Say what you like about COVID-19, it’s certainly shaken things up. In engineering, the post-pandemic “new normal” will be very different… but could it actually be better? Here are four key areas that are likely to see dramatic long-term change:
When COVID-19 hit, UK based Engineering showed its true prowess and sprang into action.
Their response to the emergency was inspiring. Organisations across the sector came together to collaborate on making PPE and ventilators and creating extra hospital capacity. Even rival companies joined hands, showing what engineers can achieve when the cause is beyond profit.
The connections built during this period will last longer than the pandemic – as will the memories of how people came together, and the focus on getting things done through collaboration and support.
Engineers usually have to work around a lot of regulatory red tape. When COVID-19 forced regulators to cut it, we saw just how fast engineers can work. Prototypes appeared in days, finished products in weeks.
Sam Turner, one of the senior figures of Ventilator Challenge UK, was quoted as saying the rapid decisions, requalification of parts, and supply-chain sourcing that happened in four or five weeks to bring the ventilator project together would normally have taken two and a half years.
Of course, we can’t just make the new normal a regulatory Wild West. Some of that red tape is going to have to come back. But with so many needs, such as climate change, still urgent, governments and regulatory bodies have little excuse for slowing engineers down.
According to a Professional Engineering survey, 18% of engineers say working at home doesn’t impact their efficiency at all, and a similar number also find technical engineering tasks no harder at home. In light of this, companies will be asking themselves serious questions about offering remote working as a long-term option for some engineers.
Those who do go back to the workplace will also see major changes, with some firms considering introducing wearables to make social distancing easier, along with changes to working hours and shift patterns to allow sites to maintain productivity”
Nobody wants another experience like COVID-19. Governments will be working to put prevention plans in place for the next pandemic.That means engineers will be called on to create high-tech solutions to fight disease, like temperature monitoring devices, ventilators, and anti-bacterial surfaces.

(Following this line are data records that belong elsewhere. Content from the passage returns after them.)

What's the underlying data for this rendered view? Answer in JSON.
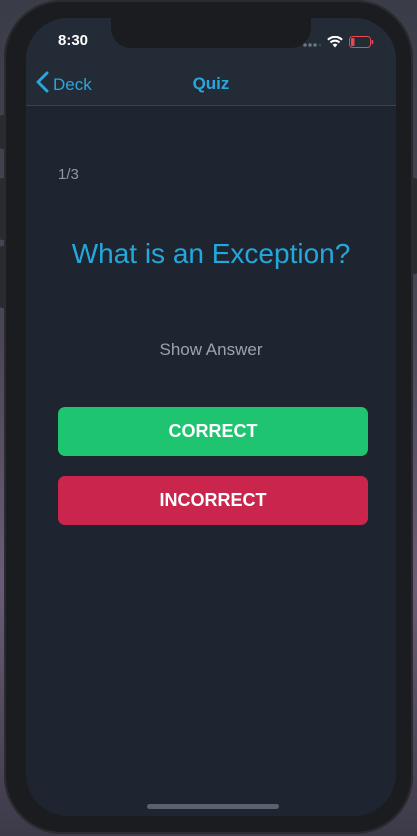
{
  "status_bar": {
    "time": "8:30",
    "icons": [
      "signal-dots-icon",
      "wifi-icon",
      "battery-low-icon"
    ],
    "battery_color": "#e5484d"
  },
  "nav": {
    "back_label": "Deck",
    "title": "Quiz"
  },
  "quiz": {
    "counter": "1/3",
    "question": "What is an Exception?",
    "show_answer_label": "Show Answer",
    "correct_label": "CORRECT",
    "incorrect_label": "INCORRECT"
  },
  "colors": {
    "accent": "#2aa6de",
    "correct": "#1ec46f",
    "incorrect": "#c9254d",
    "background": "#1f2530"
  }
}
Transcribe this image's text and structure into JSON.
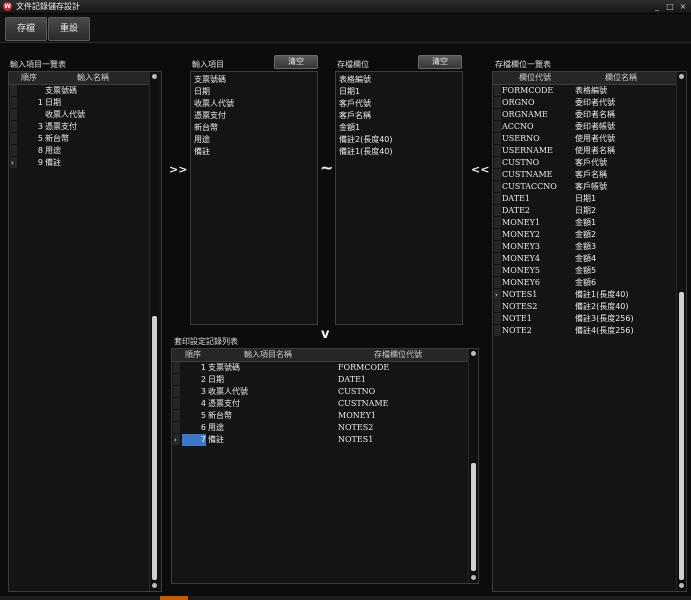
{
  "window": {
    "title": "文件記錄儲存設計"
  },
  "toolbar": {
    "save": "存檔",
    "reset": "重設"
  },
  "input_items": {
    "label": "輸入項目一覽表",
    "col_seq": "順序",
    "col_name": "輸入名稱",
    "rows": [
      {
        "seq": "",
        "name": "支票號碼"
      },
      {
        "seq": "1",
        "name": "日期"
      },
      {
        "seq": "",
        "name": "收票人代號"
      },
      {
        "seq": "3",
        "name": "憑票支付"
      },
      {
        "seq": "5",
        "name": "新台幣"
      },
      {
        "seq": "8",
        "name": "用途"
      },
      {
        "seq": "9",
        "name": "備註"
      }
    ]
  },
  "input_fields": {
    "label": "輸入項目",
    "clear": "清空",
    "items": [
      "支票號碼",
      "日期",
      "收票人代號",
      "憑票支付",
      "新台幣",
      "用途",
      "備註"
    ]
  },
  "storage_fields": {
    "label": "存檔欄位",
    "clear": "清空",
    "items": [
      "表格編號",
      "日期1",
      "客戶代號",
      "客戶名稱",
      "金額1",
      "備註2(長度40)",
      "備註1(長度40)"
    ]
  },
  "storage_list": {
    "label": "存檔欄位一覽表",
    "col_code": "欄位代號",
    "col_name": "欄位名稱",
    "rows": [
      {
        "code": "FORMCODE",
        "name": "表格編號"
      },
      {
        "code": "ORGNO",
        "name": "委印者代號"
      },
      {
        "code": "ORGNAME",
        "name": "委印者名稱"
      },
      {
        "code": "ACCNO",
        "name": "委印者帳號"
      },
      {
        "code": "USERNO",
        "name": "使用者代號"
      },
      {
        "code": "USERNAME",
        "name": "使用者名稱"
      },
      {
        "code": "CUSTNO",
        "name": "客戶代號"
      },
      {
        "code": "CUSTNAME",
        "name": "客戶名稱"
      },
      {
        "code": "CUSTACCNO",
        "name": "客戶帳號"
      },
      {
        "code": "DATE1",
        "name": "日期1"
      },
      {
        "code": "DATE2",
        "name": "日期2"
      },
      {
        "code": "MONEY1",
        "name": "金額1"
      },
      {
        "code": "MONEY2",
        "name": "金額2"
      },
      {
        "code": "MONEY3",
        "name": "金額3"
      },
      {
        "code": "MONEY4",
        "name": "金額4"
      },
      {
        "code": "MONEY5",
        "name": "金額5"
      },
      {
        "code": "MONEY6",
        "name": "金額6"
      },
      {
        "code": "NOTES1",
        "name": "備註1(長度40)"
      },
      {
        "code": "NOTES2",
        "name": "備註2(長度40)"
      },
      {
        "code": "NOTE1",
        "name": "備註3(長度256)"
      },
      {
        "code": "NOTE2",
        "name": "備註4(長度256)"
      }
    ]
  },
  "mapping": {
    "label": "套印設定記錄列表",
    "col_seq": "順序",
    "col_input": "輸入項目名稱",
    "col_field": "存檔欄位代號",
    "rows": [
      {
        "seq": "1",
        "input": "支票號碼",
        "field": "FORMCODE"
      },
      {
        "seq": "2",
        "input": "日期",
        "field": "DATE1"
      },
      {
        "seq": "3",
        "input": "收票人代號",
        "field": "CUSTNO"
      },
      {
        "seq": "4",
        "input": "憑票支付",
        "field": "CUSTNAME"
      },
      {
        "seq": "5",
        "input": "新台幣",
        "field": "MONEY1"
      },
      {
        "seq": "6",
        "input": "用途",
        "field": "NOTES2"
      },
      {
        "seq": "7",
        "input": "備註",
        "field": "NOTES1"
      }
    ]
  },
  "controls": {
    "add": ">>",
    "link": "~",
    "down": "v",
    "remove": "<<"
  }
}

Some companies that have shifted production to these kinds of solutions on an emergency basis might decide to make the switch permanent, making their “new normal” helping to save lives.